On January 4, 2018, Attorney General Jeff Sessions issued a memorandum immediately rescinding the Obama Administration’s long-standing guidance limiting federal enforcement of medical marijuana. Federal law creates harsh penalties for the cultivation, distribution, and possession of marijuana, which Sessions deemed a “dangerous drug” and a “serious crime.” The memorandum places physicians and patients at risk of arrest and prosecution in 29 states and the District of Columbia that have legalized medical use of marijuana (eTable in the Supplement).
This Department of Justice (DOJ) guidance came at a time of increasing acceptance, accessibility, and use of cannabis and its derivatives. According to a 2015 nationwide survey, an estimated 22.2 million individuals in the United States aged 12 years or older reported cannabis use in the past 30 days; 90% said their primary use was recreational, with 10% solely for medical purposes; 36% reported mixed medical and recreational use.

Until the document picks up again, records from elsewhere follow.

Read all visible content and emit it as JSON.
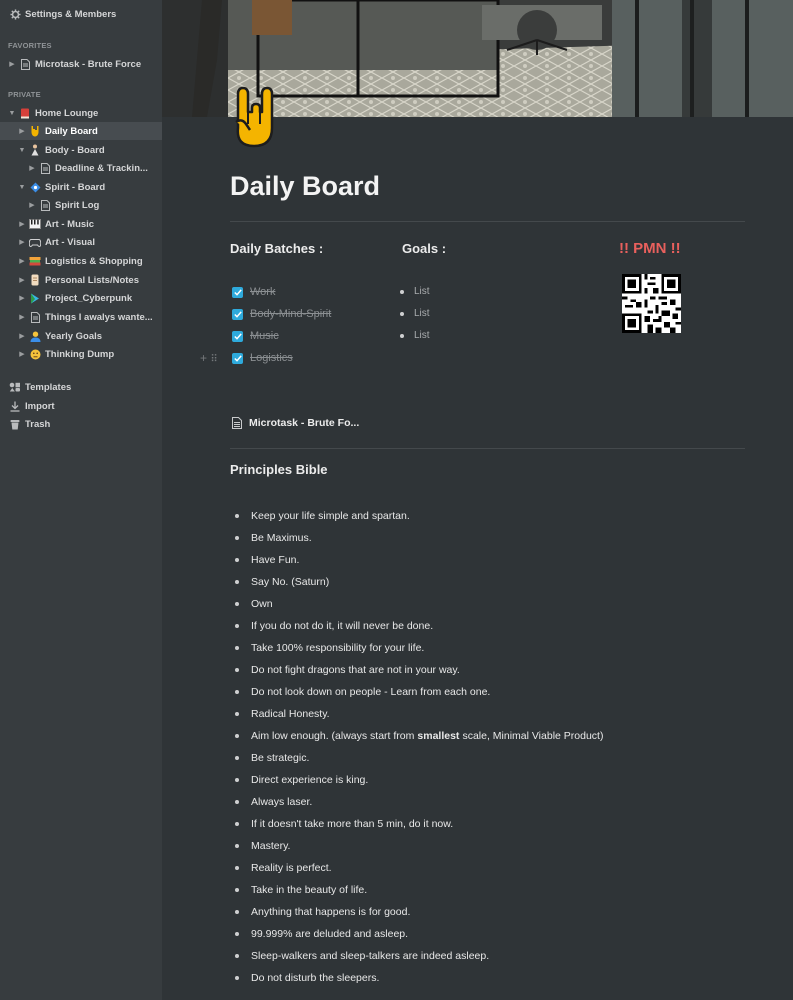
{
  "sidebar": {
    "settings_label": "Settings & Members",
    "favorites_header": "FAVORITES",
    "favorites": [
      {
        "label": "Microtask - Brute Force",
        "icon": "page-icon"
      }
    ],
    "private_header": "PRIVATE",
    "items": [
      {
        "label": "Home Lounge",
        "icon": "red-book-icon"
      },
      {
        "label": "Daily Board",
        "icon": "rock-hand-icon"
      },
      {
        "label": "Body - Board",
        "icon": "person-icon"
      },
      {
        "label": "Deadline & Trackin...",
        "icon": "page-icon"
      },
      {
        "label": "Spirit - Board",
        "icon": "diamond-icon"
      },
      {
        "label": "Spirit Log",
        "icon": "page-icon"
      },
      {
        "label": "Art - Music",
        "icon": "piano-icon"
      },
      {
        "label": "Art - Visual",
        "icon": "gamepad-icon"
      },
      {
        "label": "Logistics & Shopping",
        "icon": "books-icon"
      },
      {
        "label": "Personal Lists/Notes",
        "icon": "scroll-icon"
      },
      {
        "label": "Project_Cyberpunk",
        "icon": "play-icon"
      },
      {
        "label": "Things I awalys wante...",
        "icon": "page-icon"
      },
      {
        "label": "Yearly Goals",
        "icon": "person-yellow-icon"
      },
      {
        "label": "Thinking Dump",
        "icon": "thinking-face-icon"
      }
    ],
    "templates_label": "Templates",
    "import_label": "Import",
    "trash_label": "Trash"
  },
  "page": {
    "title": "Daily Board",
    "daily_batches_label": "Daily Batches :",
    "goals_label": "Goals :",
    "pmn_label": "!! PMN !!",
    "todos": [
      "Work",
      "Body-Mind-Spirit",
      "Music",
      "Logistics"
    ],
    "goals": [
      "List",
      "List",
      "List"
    ],
    "linked_page": "Microtask - Brute Fo...",
    "principles_title": "Principles Bible",
    "principles": [
      "Keep your life simple and spartan.",
      "Be Maximus.",
      "Have Fun.",
      "Say No. (Saturn)",
      "Own",
      "If you do not do it, it will never be done.",
      "Take 100% responsibility for your life.",
      "Do not fight dragons that are not in your way.",
      "Do not look down on people - Learn from each one.",
      "Radical Honesty.",
      "Aim low enough. (always start from smallest scale, Minimal Viable Product)",
      "Be strategic.",
      "Direct experience is king.",
      "Always laser.",
      "If it doesn't take more than 5 min, do it now.",
      "Mastery.",
      "Reality is perfect.",
      "Take in the beauty of life.",
      "Anything that happens is for good.",
      "99.999% are deluded and asleep.",
      "Sleep-walkers and sleep-talkers are indeed asleep.",
      "Do not disturb the sleepers."
    ],
    "principle_11_parts": [
      "Aim low enough. (always start from",
      "smallest",
      "scale, Minimal Viable Product)"
    ]
  },
  "colors": {
    "accent": "#2eaadc",
    "pmn": "#e9605d",
    "background": "#2f3437",
    "sidebar": "#373c3f"
  }
}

A 2017 national poll found that 61% of respondents support legalization of marijuana and 71% oppose federal enforcement. In 2016, an estimated 1.2 million adults accessed medicinal marijuana through state-licensed dispensaries or home cultivation.
Gerontologists have proposed different concepts for ageing well such as ‘successful ageing’, ‘active ageing’, and ‘healthy ageing’. These conceptions are primarily focused on maintaining health and preventing disease. But they also raise the questions: what is a good life in old age and how can it be achieved? While medical in origin, these concepts and strategies for ageing well also contain ethical advice for individuals and societies on how to act regarding ageing and old age. This connection between gerontology and ethics is overlooked by both schools of thought. We thus develop this research programme for a systematic geroethics in four steps. First, we analyze ‘successful ageing’ as put forward by Rowe and Kahn as a paradigmatic example of a gerontological conception of ageing well. Then, in a second step, we move from criticisms within gerontology to an ethical perspective; in particular, we want to clarify the problem of the claim of universal validity of conceptions of the good life. In a third constructive step, we explain how the ‘capabilities approach’ could be applied in this context as a normative foundation for the implicit normative assumptions of gerontological conceptions of ageing well, such as a particular choice of functionings, the ethical relevance of human agency, and the resulting claims of individuals towards society. Finally, using a concept developed by the German philosopher Ursula Wolf, we systematically develop the different aspects of the connection between ageing well and the theory of the good life in their full complexity and show their interconnectedness.
A potential role of social security is to protect individuals who have accumulated little or no assets for retirement. Yet, this type of social safety net could reduce human capital formation by making the life-cycle monetary rewards from education less attractive. For example, social security tax rates are correlated negatively with tertiary educational attainment across OECD countries. We construct a continuous-time overlapping-generations model with endogenous school duration that can account for this correlation, and we use the model to compute the optimal social security tax rate in general equilibrium. Social security in the model provides protection for retirees who arrive at retirement with no assets, and it can also redistribute wealth toward those with low earnings, but the system distorts the level of human and physical capital accumulation. In the presence of these characteristics, the optimal social security tax rate in the model is approximately 10%, which is about half of the OECD average (21%). This result is robust to whether the system is redistributive or earnings based.
Editor’s note: the current SS tax rate in the U.S. is 12.4% (half paid by employer, half by employee). Thus it is approximately one-fourth larger than optimal.